The Definitive Ranking of Twin Peaks Rip-Offs, Part 6: Night of the Living Dreams

Like all rational people we here at The Flyover believe Twin Peaks to the single greatest work of art in the history of mankind, not least of which because David Lynch and Mark Frost’s surreal small town murder mystery (due for a Showtime revival in 2016) is set in a vibrant and distinct locale that is not New York or Los Angeles. The series’ influence is apparent in virtually every great show oft-referenced in “Golden Age of Television” think pieces littering the internet, but plenty of others have written about that already. What we’re concerned about here is a sincerer indicator of canonization: imitation. In this series of posts we’ll be examining the many Twin Peaks rip-offs, across all media, that appeared in the groundbreaking show’s wake, eventually to be compiled into one definitive ranking.

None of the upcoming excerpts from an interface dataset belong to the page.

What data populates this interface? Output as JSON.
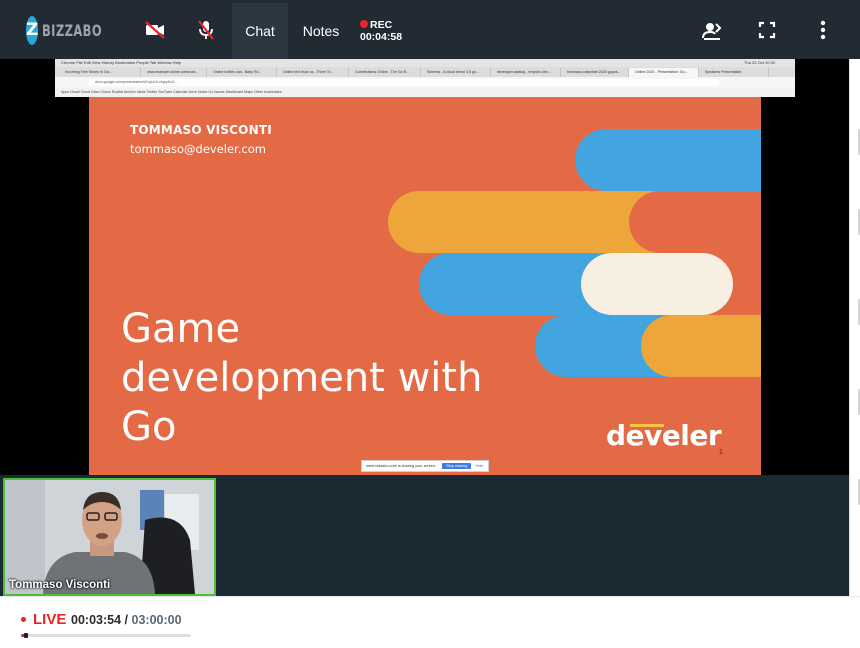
{
  "app": {
    "name": "BIZZABO",
    "logo_letter": "Z"
  },
  "topbar": {
    "icons": [
      "video-off-icon",
      "mic-off-icon"
    ],
    "tabs": [
      {
        "label": "Chat",
        "active": true
      },
      {
        "label": "Notes",
        "active": false
      }
    ],
    "rec": {
      "label": "REC",
      "time": "00:04:58"
    },
    "right_icons": [
      "switch-view-icon",
      "fullscreen-icon",
      "more-options-icon"
    ]
  },
  "browser": {
    "menu": "Chrome  File  Edit  View  History  Bookmarks  People  Tab  Window  Help",
    "clock": "Thu 22 Oct 10:30",
    "tabs": [
      "Incoming Tree Shoes In Ga...",
      "www.example.online.com/cont...",
      "Online bottles can.. Baby Ro...",
      "Online text linux us - Three To...",
      "Contributions Online - The Go B...",
      "Schema - A cloud demo 3.5 go...",
      "developer.catalog - emporio dev...",
      "tommaso.cabprhab 2020 gopos...",
      "Online 2020 - Presentation: Go...",
      "Speakers Presentation"
    ],
    "url": "docs.google.com/presentation/d/1qUnX-cfqsy1tn2...",
    "bookmarks": "Apps  Gmail  Cloud  Gdev  Chess  Rustbit  Archive  Ideas  Twitter  YouTube  Calendar  Drive  Notes  Go  Issues  Dashboard  Maps  Other bookmarks",
    "share_notice": {
      "text": "meet.bizzabo.com is sharing your screen.",
      "stop_label": "Stop sharing",
      "hide_label": "Hide"
    }
  },
  "slide": {
    "author": "TOMMASO VISCONTI",
    "email": "tommaso@develer.com",
    "title_lines": [
      "Game",
      "development with",
      "Go"
    ],
    "brand": "develer",
    "page_number": "1",
    "colors": {
      "background": "#e36a45",
      "blue": "#42a5e0",
      "yellow": "#eea63a",
      "cream": "#f6efe2",
      "orange": "#e36a45"
    }
  },
  "participant": {
    "name": "Tommaso Visconti",
    "border_color": "#4cbe3c"
  },
  "live": {
    "label": "LIVE",
    "elapsed": "00:03:54",
    "separator": "/",
    "total": "03:00:00",
    "progress_fraction": 0.0217
  },
  "colors": {
    "topbar": "#222b33",
    "live_red": "#e8252a",
    "accent_green": "#4cbe3c"
  }
}
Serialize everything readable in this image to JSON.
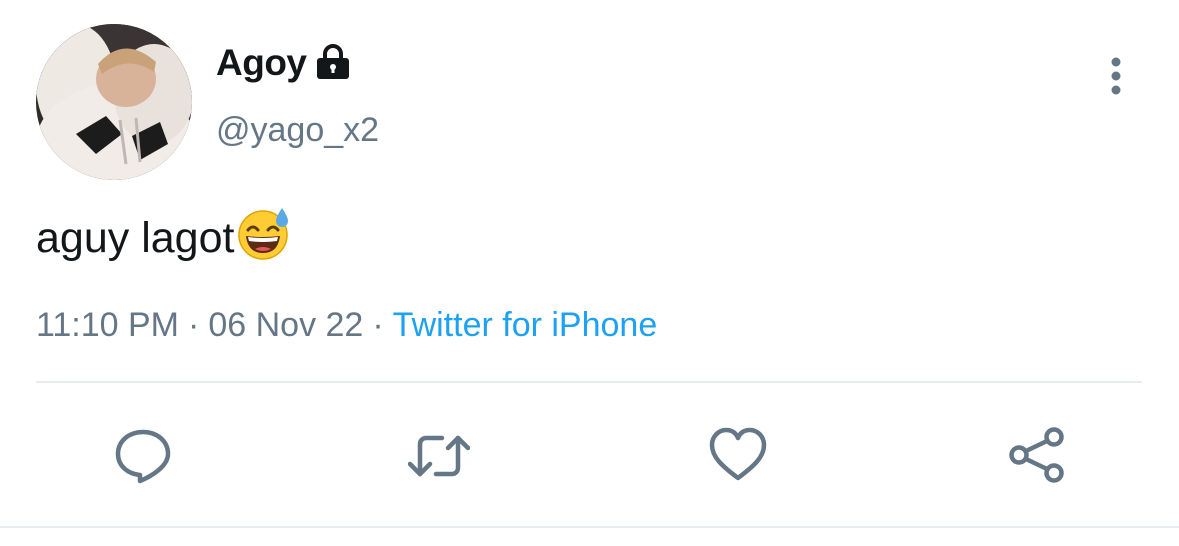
{
  "tweet": {
    "author": {
      "display_name": "Agoy",
      "handle": "@yago_x2",
      "protected_icon": "lock-icon",
      "avatar_icon": "avatar-photo"
    },
    "text": "aguy lagot",
    "emoji": "grinning-face-with-sweat",
    "time": "11:10 PM",
    "date": "06 Nov 22",
    "separator": "·",
    "source": "Twitter for iPhone"
  },
  "actions": [
    {
      "name": "reply",
      "icon": "reply-icon"
    },
    {
      "name": "retweet",
      "icon": "retweet-icon"
    },
    {
      "name": "like",
      "icon": "heart-icon"
    },
    {
      "name": "share",
      "icon": "share-icon"
    }
  ],
  "menu": {
    "icon": "more-vertical-icon"
  },
  "colors": {
    "text": "#14171a",
    "secondary": "#657786",
    "link": "#1da1f2",
    "divider": "#e6ecf0",
    "icon": "#657786"
  }
}
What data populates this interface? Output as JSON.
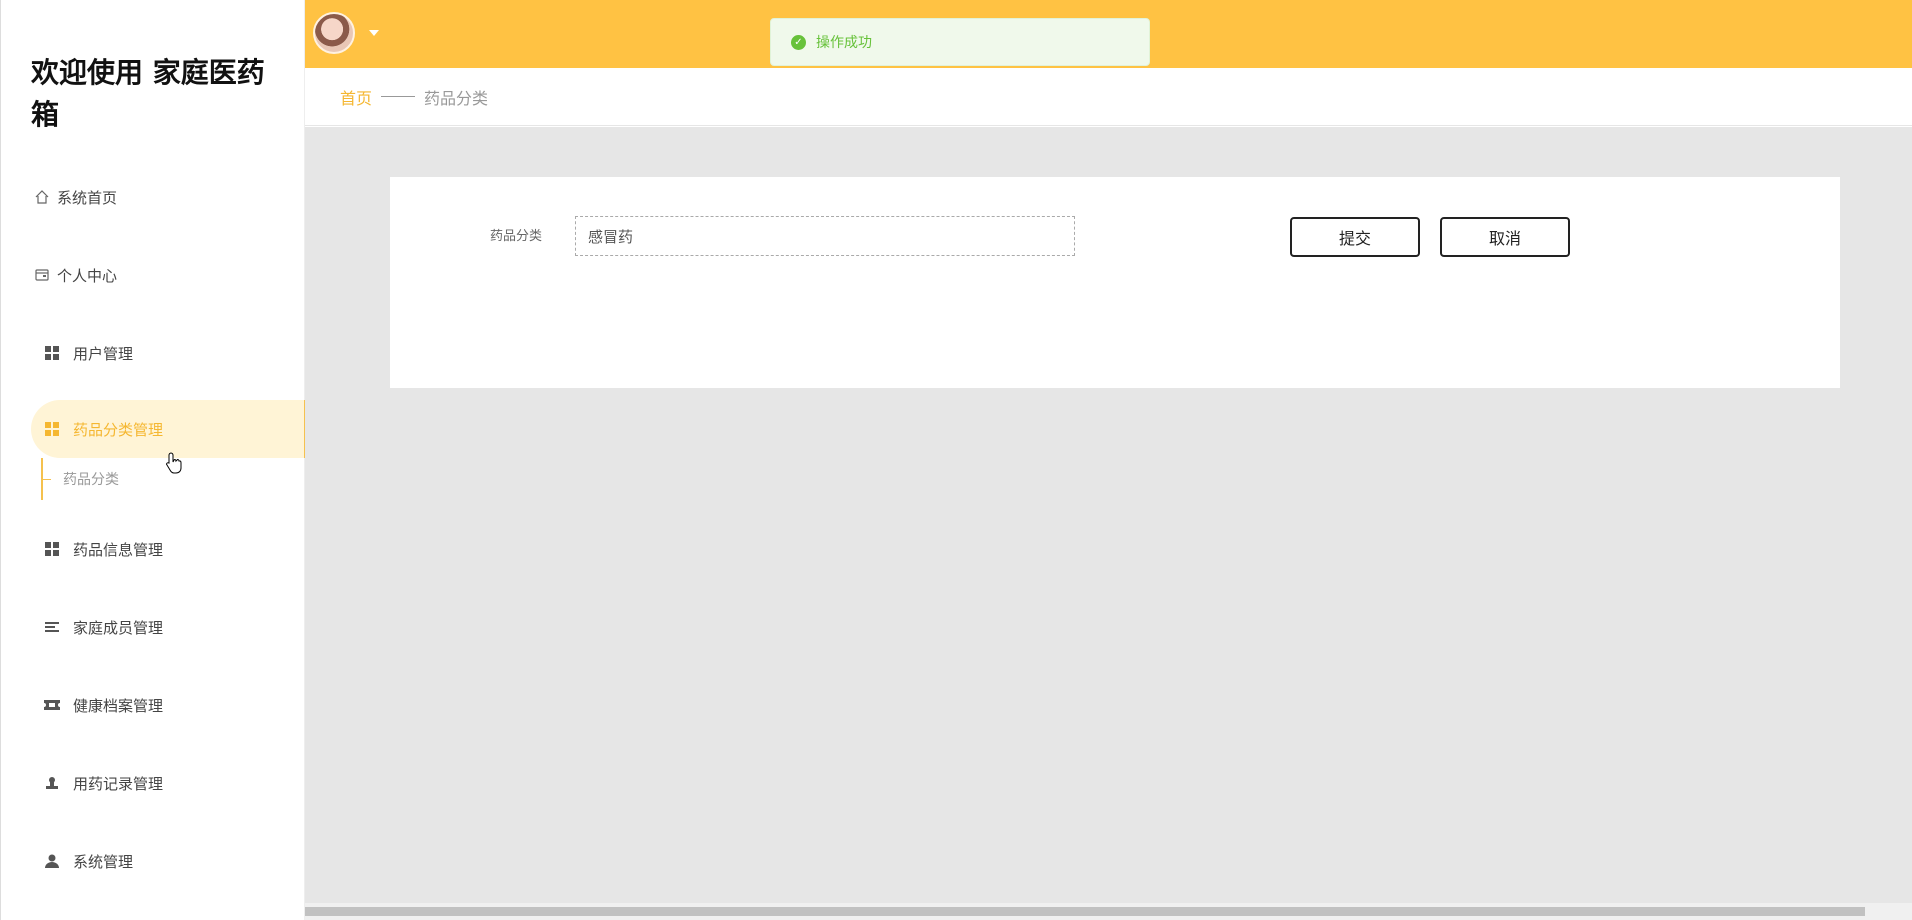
{
  "sidebar": {
    "brand": "欢迎使用 家庭医药箱",
    "items": [
      {
        "label": "系统首页",
        "icon": "home-icon"
      },
      {
        "label": "个人中心",
        "icon": "card-icon"
      },
      {
        "label": "用户管理",
        "icon": "grid-icon"
      },
      {
        "label": "药品分类管理",
        "icon": "grid-icon",
        "active": true
      },
      {
        "label": "药品信息管理",
        "icon": "grid-icon"
      },
      {
        "label": "家庭成员管理",
        "icon": "list-icon"
      },
      {
        "label": "健康档案管理",
        "icon": "ticket-icon"
      },
      {
        "label": "用药记录管理",
        "icon": "stamp-icon"
      },
      {
        "label": "系统管理",
        "icon": "user-icon"
      }
    ],
    "submenu": {
      "label": "药品分类"
    }
  },
  "toast": {
    "message": "操作成功",
    "color": "#67c23a"
  },
  "breadcrumb": {
    "home": "首页",
    "current": "药品分类"
  },
  "form": {
    "label": "药品分类",
    "value": "感冒药",
    "submit_label": "提交",
    "cancel_label": "取消"
  },
  "colors": {
    "accent": "#ffc243",
    "active_text": "#f5b731",
    "active_bg": "#fff4d6"
  }
}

Please note that the term “rip-off” is used (for the most part) affectionately, so don’t get your panties (or cherry stem) in a twist. Make your own suggestions or tell us how wrong or right you think we are in the comments if you feel like it.


NIGHT OF THE LIVING DREAMS (album by Littlefoot, 2014)

Even the cover to this album, with its black and white checkered floor, darkened pines, and 50s fashion, is reminiscent of Twin Peaks. From the opening notes, Night of the Living Dreams’ thick, twangy Duane Eddy guitar sounds and classic pop structures signal Littlefoot’s affection for the same touchstones that informed Badalamenti’s score and Julee Cruise’s Floating Into The Night album. Picture James, Donna, and Maddy covering “Worrydoll” as the B-side to smash hit “Just You”:

And “Fever Dream” could soundtrack the sultriest of Louise Dombrowski’s flashlight dances:

The band even covered the Peaks soundtrack at one Halloween show, dressed in full Peaks regalia!

But all of this isn’t to say that what Littlefoot does isn’t unique. Their sound is less produced, punkier and surfier, singer Erika Sutherland’s voice more grounded than Cruise’s ethereal pipes but nonetheless impressive. Most importantly, Sutherland’s songwriting, like Badalamenti’s, transcends mere pastiche. I especially like the title track:

Littlefoot is better than a rip-off. Littlefoot is a worthy spiritual successor to Peaks’ musical legacy. The album is available on the band’s Bandcamp page, but I have a vision, fresh and clear as a mountain stream, the mind revealing itself to itself. In my vision, Night of the Living Dreams is issued on vinyl where it belongs.


Luke Geddes

Luke Geddes